Amid danger of being accidentally killed by oncoming vehicles or falling in gutters, inhabitants of the Northwest Region of Cameroon have engaged in frenzy occasioned by the lure of “Mungwin”, a light-chasing green seasonal grasshopper that has over time served as supplement and flavour to most of their diets.
To this effect, locals there are making amazing treasures out of green grasshoppers. The hopping insect known in local parlance as “mungwin” has become either supplementary or indispensable as it forms partof or whole meals.
Green grasshoppers are flying insects that set in during October and disappear by December. Their naturally green colour turns brown when cooked for eating. The hunting of this insect is common in localities like Bali, Bamenda Bambili, Bambui, Babanki and Chomba. For people who cherish eating green grasshoppers, they eat them in varied forms in various combinations such as mungwin/corn fufu, mungwin/bread, mungwin/sweet-yams, mungwin/fried-plantain, mungwin/cocoyams.
In some cases, others eat green grasshoppers exclusively without necessarily combining with other foods. Divine Foy, is a constable who works with a telecommunication company. He expressed that “During mungwin season, I eat mungwin at least twice a week in place of roast cow meat. Mungwin has its season which if you miss eating it, you have missed but other forms of meat would always be available. I like it because it is delicious and I know that it has nutritional benefits even if I don’t know the specific nutrients it contains.”
In the opinion of Robert Munga, retired civil servant, mungwin has no bones and it is easy to chew “I like eating green grasshoppers because it is very easy to chew. The insect tastes so good and has a lot of natural oil even though it is not cooked with oil. I see it like meat without bones. I don’t really consider eating it as food but I just consume it as a chewable. I cannot deny eating it because I have seen other people enjoying it.”

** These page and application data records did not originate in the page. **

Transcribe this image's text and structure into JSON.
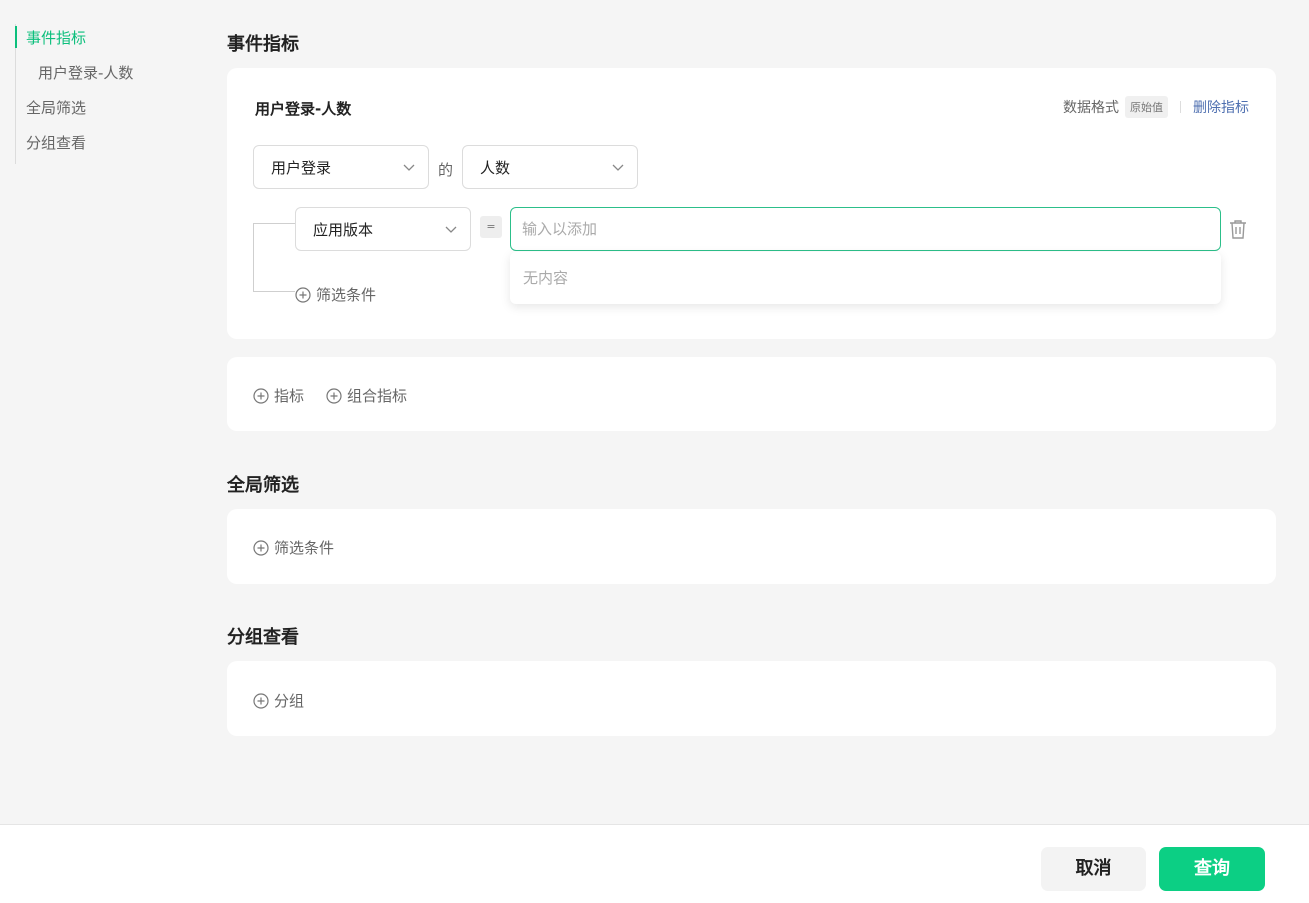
{
  "sidebar": {
    "items": [
      {
        "label": "事件指标"
      },
      {
        "label": "用户登录-人数"
      },
      {
        "label": "全局筛选"
      },
      {
        "label": "分组查看"
      }
    ]
  },
  "event_metrics": {
    "title": "事件指标",
    "metric": {
      "name": "用户登录-人数",
      "data_format_label": "数据格式",
      "data_format_value": "原始值",
      "delete_label": "删除指标",
      "event_select": "用户登录",
      "of_text": "的",
      "measure_select": "人数",
      "filter": {
        "property_select": "应用版本",
        "operator": "=",
        "value_placeholder": "输入以添加",
        "dropdown_empty": "无内容"
      },
      "add_filter_label": "筛选条件"
    },
    "add_metric_label": "指标",
    "add_combo_metric_label": "组合指标"
  },
  "global_filter": {
    "title": "全局筛选",
    "add_filter_label": "筛选条件"
  },
  "group_by": {
    "title": "分组查看",
    "add_group_label": "分组"
  },
  "footer": {
    "cancel_label": "取消",
    "query_label": "查询"
  },
  "colors": {
    "accent": "#0bbf7c",
    "primary_button": "#0ccf84",
    "link": "#4e6fb0",
    "input_focus_border": "#2cbf8a"
  },
  "icons": [
    "chevron-down-icon",
    "plus-circle-icon",
    "trash-icon"
  ]
}
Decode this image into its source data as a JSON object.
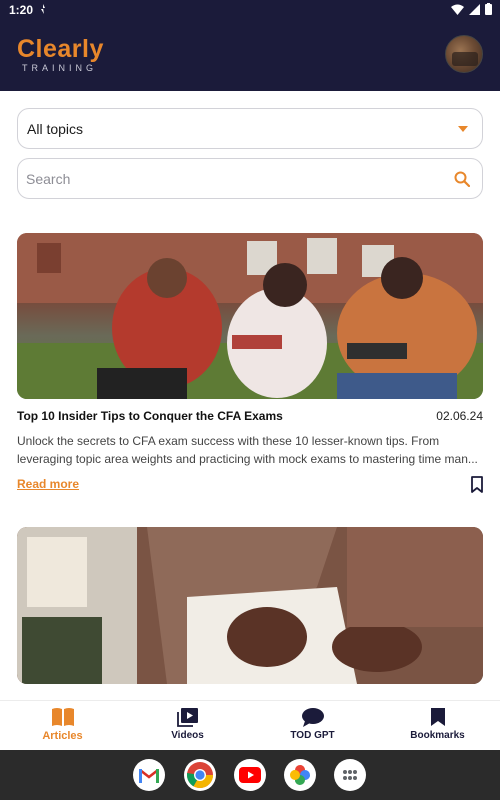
{
  "status_bar": {
    "time": "1:20"
  },
  "header": {
    "brand_name": "Clearly",
    "brand_sub": "TRAINING"
  },
  "filter": {
    "selected": "All topics"
  },
  "search": {
    "placeholder": "Search"
  },
  "articles": [
    {
      "title": "Top 10 Insider Tips to Conquer the CFA Exams",
      "date": "02.06.24",
      "excerpt": "Unlock the secrets to CFA exam success with these 10 lesser-known tips. From leveraging topic area weights and practicing with mock exams to mastering time man...",
      "read_more": "Read more",
      "image_icon": "photo-students-studying"
    },
    {
      "image_icon": "photo-person-reading-papers"
    }
  ],
  "bottom_nav": [
    {
      "label": "Articles",
      "icon": "book-open-icon",
      "active": true
    },
    {
      "label": "Videos",
      "icon": "video-library-icon",
      "active": false
    },
    {
      "label": "TOD GPT",
      "icon": "chat-bubble-icon",
      "active": false
    },
    {
      "label": "Bookmarks",
      "icon": "bookmark-icon",
      "active": false
    }
  ],
  "dock": [
    "gmail-icon",
    "chrome-icon",
    "youtube-icon",
    "photos-icon",
    "app-drawer-icon"
  ],
  "colors": {
    "accent": "#e8872b",
    "navy": "#1b1b3a"
  }
}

It is also funny to note that some people dislike green grasshoppers because they regard it inferior. Brunhilda Bih Bong, is one of those who think that “green grasshoppers are similar to cockroaches and ants. I cannot eat something that flies around and creeps on the ground. I just pity people who eat them because they have not bothered to find out whether it is harmful to the system or not,” she complained. The green grasshoppers could be spotted along streets and in markets sold in minute quantities at minimum FCFA 100 and in buckets at FCFA 2,500.
Hunters of green grasshoppers trap the insects at night with the use of white florescent lamps, corrugated roofing sheets and basins of water. The trap is set in a way that the lamp attracts the insects. The insect flies around the lamp and settles on the corrugated sheet. The corrugated sheets are set in the form of a slope, so when the insect settles on the metal, it slides into the basin of water and the hunting is complete. After hunting, the hunter treats it as desired. It is either sold to consumers or consumed by the hunter. Health experts have revealed that green grasshoppers are nutritious and healthy because they are rich in protein and minerals and lower in cholesterol than beef or pork.
By Mildred Ndum Wung Kum